Jump to Content Jump to Main Navigation
The Oxford Handbook of the Theory of International Law edited by Orford, Anne; Hoffmann, Florian (2nd June 2016)

Part III Regimes and Doctrines, Ch.40 Theorizing International Law and Development

Kerry Rittich

From: The Oxford Handbook of the Theory of International Law

Edited By: Anne Orford, Florian Hoffmann

From: Oxford Public International Law (http://opil.ouplaw.com). (c) Oxford University Press, 2015. All Rights Reserved.date: 24 August 2019

Subject(s):
Development, right to — Human rights remedies — Development — Economic sanctions — General principles of international law — Sources of international law

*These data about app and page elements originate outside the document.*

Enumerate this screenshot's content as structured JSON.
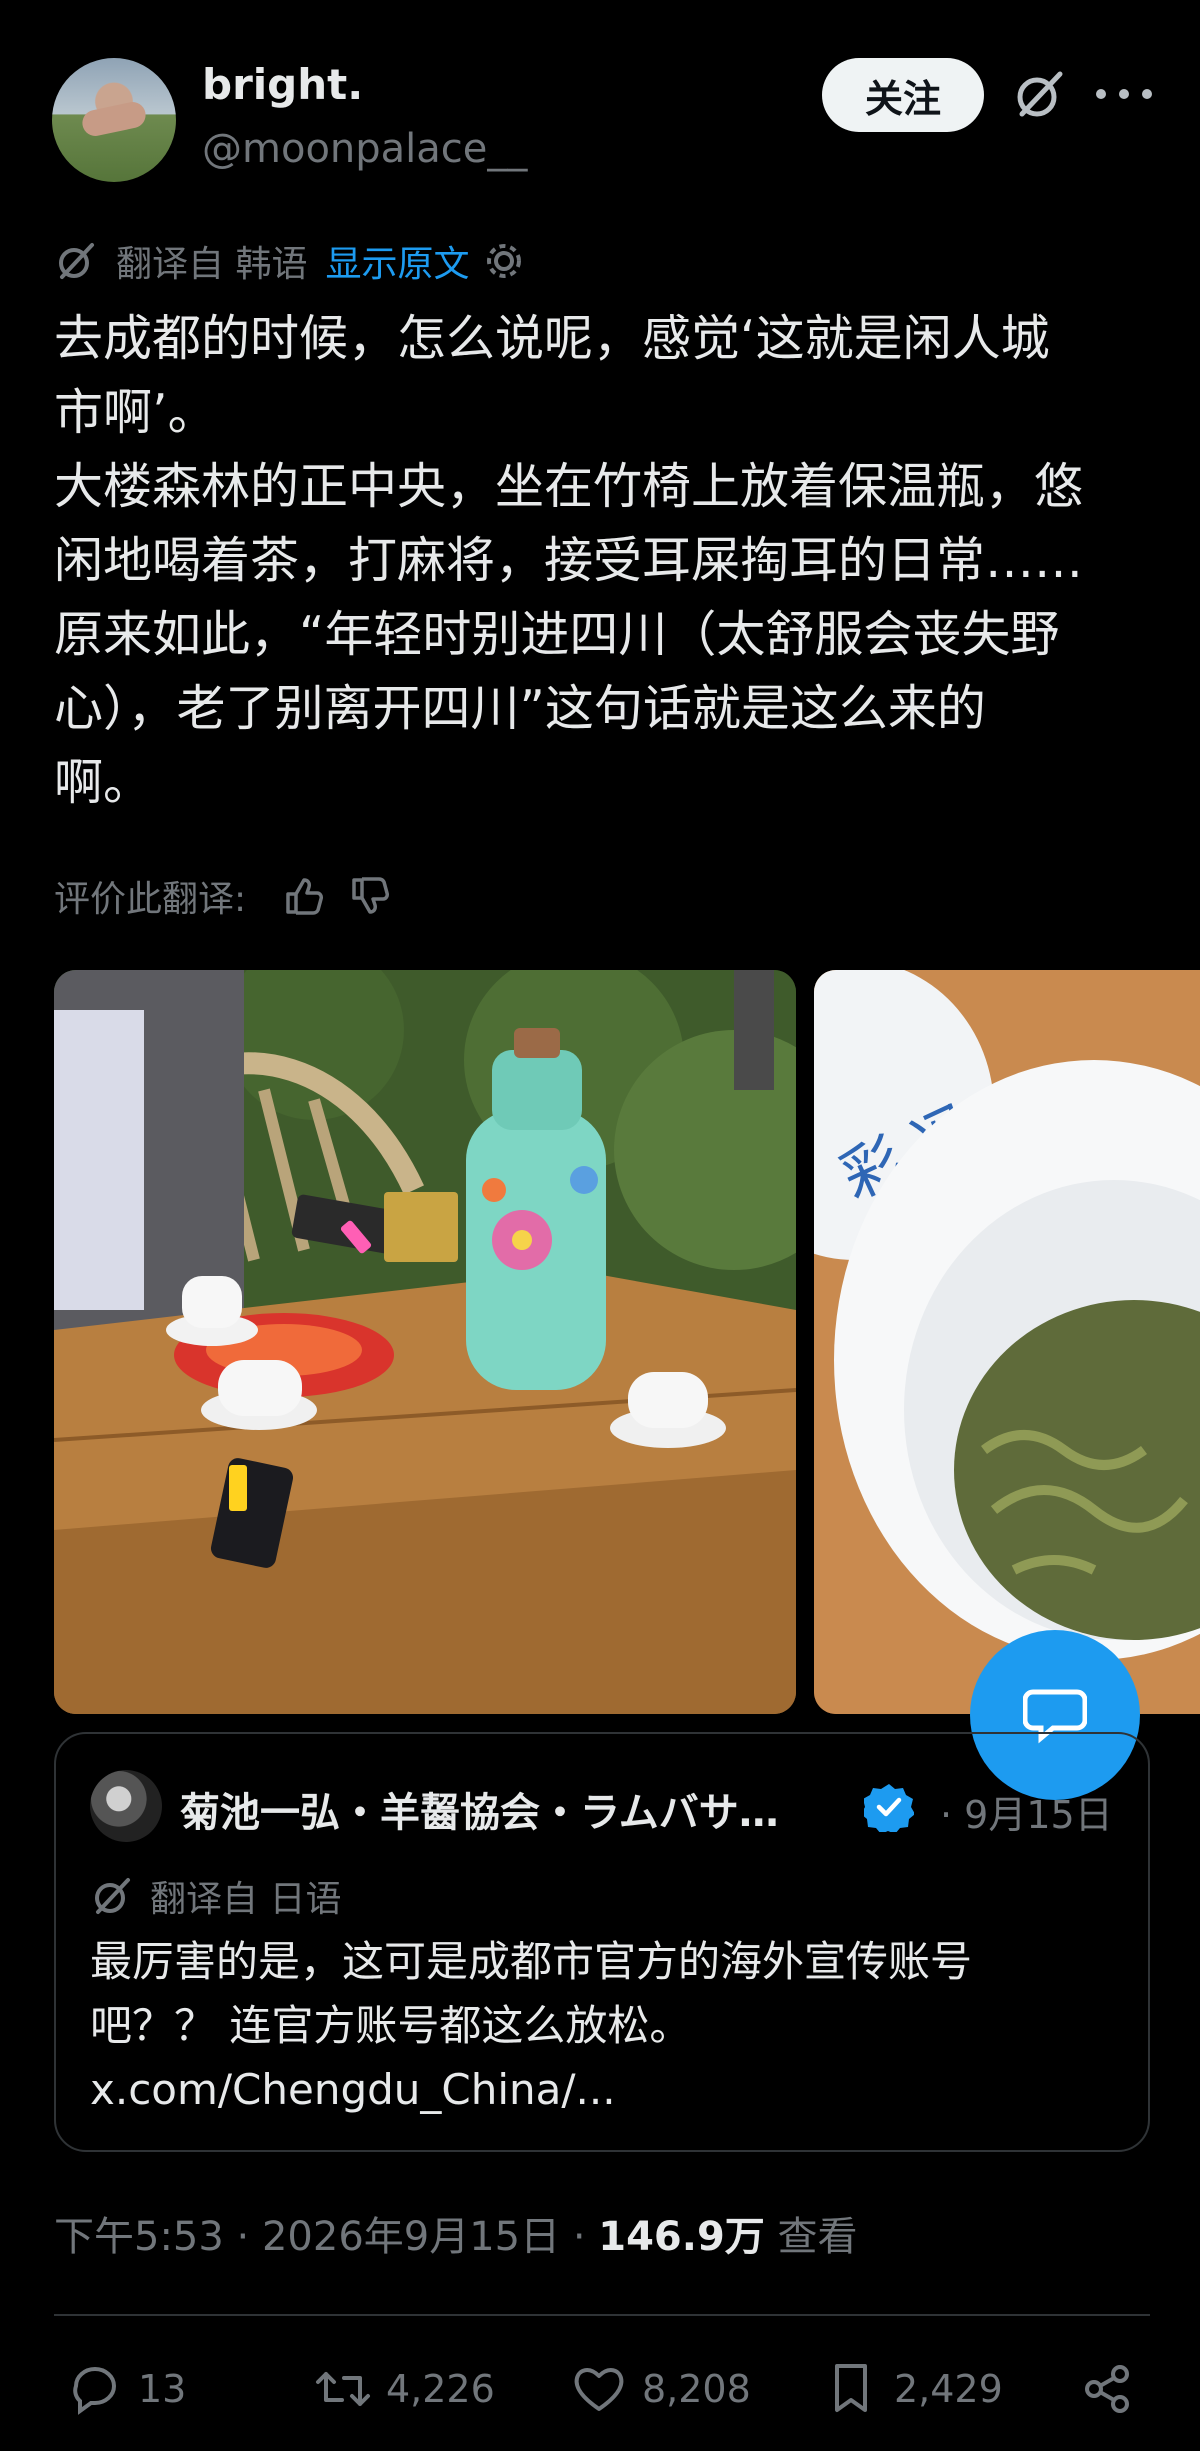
{
  "author": {
    "display_name": "bright.",
    "handle": "@moonpalace__"
  },
  "header": {
    "follow_label": "关注"
  },
  "translation": {
    "from_text": "翻译自 韩语",
    "show_original_label": "显示原文"
  },
  "tweet": {
    "lines": [
      "去成都的时候，怎么说呢，感觉‘这就是闲人城",
      "市啊’。",
      "大楼森林的正中央，坐在竹椅上放着保温瓶，悠",
      "闲地喝着茶，打麻将，接受耳屎掏耳的日常……",
      "原来如此，“年轻时别进四川（太舒服会丧失野",
      "心），老了别离开四川”这句话就是这么来的",
      "啊。"
    ]
  },
  "rating": {
    "label": "评价此翻译:"
  },
  "quote": {
    "name": "菊池一弘・羊齧協会・ラムバサ…",
    "date": "· 9月15日",
    "translation_text": "翻译自 日语",
    "text_lines": [
      "最厉害的是，这可是成都市官方的海外宣传账号",
      "吧？？ 连官方账号都这么放松。"
    ],
    "link": "x.com/Chengdu_China/..."
  },
  "meta": {
    "timestamp": "下午5:53 · 2026年9月15日 · ",
    "views_count": "146.9万",
    "views_label": " 查看"
  },
  "actions": {
    "replies": "13",
    "reposts": "4,226",
    "likes": "8,208",
    "bookmarks": "2,429"
  },
  "colors": {
    "background": "#000000",
    "text": "#e7e9ea",
    "muted": "#71767b",
    "accent": "#1d9bf0",
    "border": "#2f3336"
  },
  "icons": {
    "grok": "grok-icon",
    "more": "more-icon",
    "translate": "translate-icon",
    "settings": "gear-icon",
    "thumbs_up": "thumbs-up-icon",
    "thumbs_down": "thumbs-down-icon",
    "verified": "verified-badge-icon",
    "reply": "reply-icon",
    "repost": "repost-icon",
    "like": "heart-icon",
    "bookmark": "bookmark-icon",
    "compose": "compose-icon"
  }
}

This chapter explores the scholarship and practice surrounding international law and development. As a field, law and development might be understood as theoretical in its essence: it revolves around the rise, diffusion, transformation, and disintegration of ideas, theories, concepts, and paradigms concerning law and social change. Political agendas, institutional constraints, as well as economic interests are all crucial to understanding the manner in which the law and development agenda has evolved. Development policy and practice have been crucially important to the generation of global governance norms. Law and development has become at once a source and repository of norms about the forms and functions of law, domestic as well as international, and a powerful counterweight to other sources of law in the international order.

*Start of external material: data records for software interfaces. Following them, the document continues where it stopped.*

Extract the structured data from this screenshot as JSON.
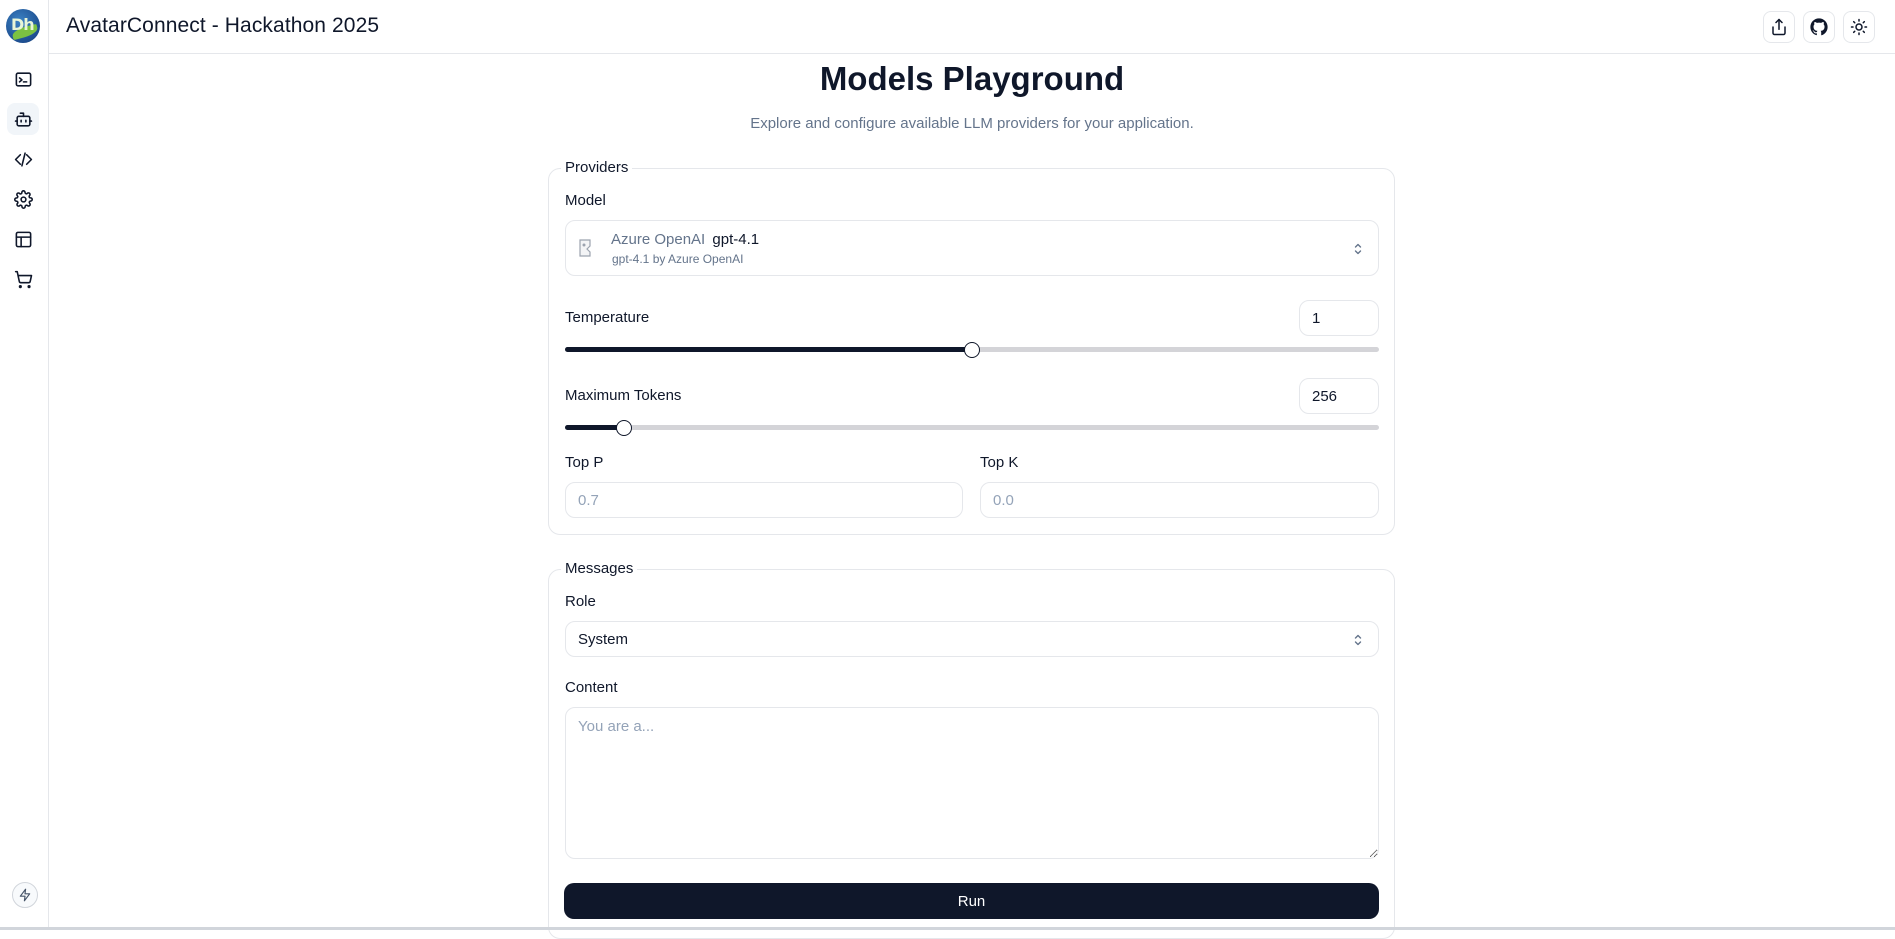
{
  "header": {
    "title": "AvatarConnect - Hackathon 2025",
    "buttons": [
      "share-icon",
      "github-icon",
      "sun-icon"
    ]
  },
  "sidebar": {
    "logo_text": "Dh",
    "items": [
      {
        "icon": "terminal-icon",
        "active": false
      },
      {
        "icon": "bot-icon",
        "active": true
      },
      {
        "icon": "code-icon",
        "active": false
      },
      {
        "icon": "settings-icon",
        "active": false
      },
      {
        "icon": "layout-icon",
        "active": false
      },
      {
        "icon": "cart-icon",
        "active": false
      }
    ],
    "footer_icon": "bolt-icon"
  },
  "main": {
    "title": "Models Playground",
    "subtitle": "Explore and configure available LLM providers for your application."
  },
  "providers": {
    "legend": "Providers",
    "model_label": "Model",
    "model": {
      "provider": "Azure OpenAI",
      "name": "gpt-4.1",
      "description": "gpt-4.1 by Azure OpenAI"
    },
    "temperature": {
      "label": "Temperature",
      "value": "1",
      "fraction": 0.5
    },
    "max_tokens": {
      "label": "Maximum Tokens",
      "value": "256",
      "fraction": 0.072
    },
    "top_p": {
      "label": "Top P",
      "placeholder": "0.7"
    },
    "top_k": {
      "label": "Top K",
      "placeholder": "0.0"
    }
  },
  "messages": {
    "legend": "Messages",
    "role_label": "Role",
    "role_value": "System",
    "content_label": "Content",
    "content_placeholder": "You are a...",
    "run_label": "Run"
  },
  "colors": {
    "primary": "#0f172a",
    "muted": "#64748b",
    "border": "#e5e7eb",
    "track": "#d4d4d8"
  }
}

Users without a subscription are not able to see the full content. Please, subscribe or login to access all content.